The reason why I said that was because: If the 2 6-pin power cables are limited to 75W (plus margin) each, then how can they support 225W of graphics? That does not seem correct to me…
Two six-pin power cables @ 75W each + PCIe slot @ 75W = 75W + 75W +75W = 225W.
I see, it includes the PCIe slot as well…Thanks!
Is it possible to have a separate PSU to power only the GPU while the rest of the components on the motherboard draw power from the existing PSU or does everything including the GPU have to draw power from a single PSU?
It’s not a good idea. Electrically, if all components were isolated (only sharing a ground connection) then this would be possible. However the fact that the PCIE slot is inevitably powered from the motherboard PSU means that if you provide a separate PSU just to power the “aux power” connectors, then you have the possibility for rail-to-rail paths which can be bad.
If the circuit design of the PCIE card is carefully analyzed (for example, the PCIE bus itself is capacitor-coupled), then this condition can be ruled in or out. But without access to the design you are flying blind. And NVIDIA makes no claims of support in such a scenario, failures would not be covered by warranty.
Doesn’t a Titan cost in the vicinity of $1000? Doesn’t a PSU cost $200 or less?
This is being penny-wise and pound foolish. Buy a good PSU, if for no other reason than to protect that $1000 asset.
No need to make assumptions without knowing the full picture. Upgrading the PSU in the HPZ440 might not be an option and could potentially void the warranty on my workstation as well. Therefore I am thinking of alternative solutions. Thanks for your input.

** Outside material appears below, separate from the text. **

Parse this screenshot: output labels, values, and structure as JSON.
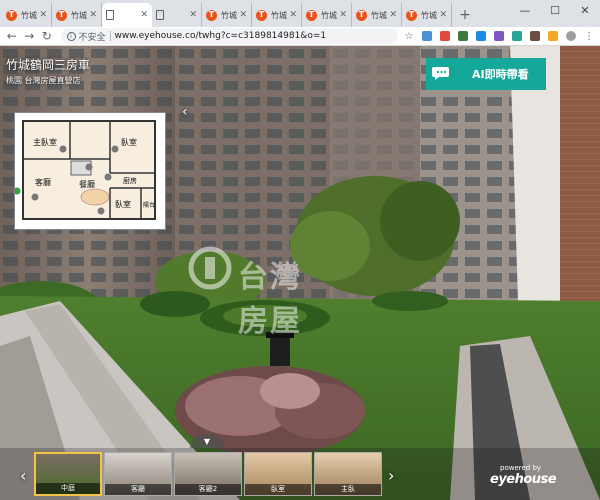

If you are concerned about warranty, or if the existing PSU uses some non-standard connectors (!), I would suggest calling up the workstation vendor to find out whether they offer an alternative PSU for that machine. My experience is that they often utilize multiple PSU models with a particular machine, but ship the smallest variant that fits the configuration you specified when doing the original purchase.
You are probably aware that vendors that sell customizable workstations often add a hefty profit margin of their own to standard components such as DRAM or GPUs, and I would not expect that to be different if and when they offer alternative PSUs.
Sorry for coming here so late, but I just bought the Titan XP and tried to install it into my Dell XPS and realized it didn’t have a good enough power supply.
While my first thought is to return it (under nVidia’s 30 day return policy) I really want to use this card. Now, I’m an OLD man, and while I used to build computers that was so long ago I doubt whether most of you were still alive back then. I’m not uncomfortable with the prospect of changing out my power supply, it’s only that I’ve bought Dell computers for so long I’m not so sure how easy this would be.
So just in looking around I’m wondering if this particular power supply (assuming it fits my computer – that’s another issue) would work for the XP?
If not, could anyone point me to one that might? I don’t mind spending a hundred or two more if I can use this card, but I don’t want to spend weeks trying to get this right (at my age time is worth more than money). I have four internal drives in this machine (so I’m using a lot of power cords) and just the one GPU. TIA for any words of wisdom.
A 650W power supply such as the one shown should be sufficient if the Titan XP is the only GPU in the system. Rule of thumb: Sum of nominal wattage of all system components should be <= 60% of nominal wattage of PSU. With four internal drives (~7W per HDD/SDD) you are probably close to that limit, but not over.
I suspect your biggest problem will be fit. I have taken the same trajectory as you have, in that I built many system myself in the past before I switched to buying machines from Dell for my personal use starting in 2003. From what I have seen, Dell (as well as HP) have a tendency to incorporate non-standard PSUs into their machines, e.g. either their dimensions or the power cable connectors for the motherboard are unusual.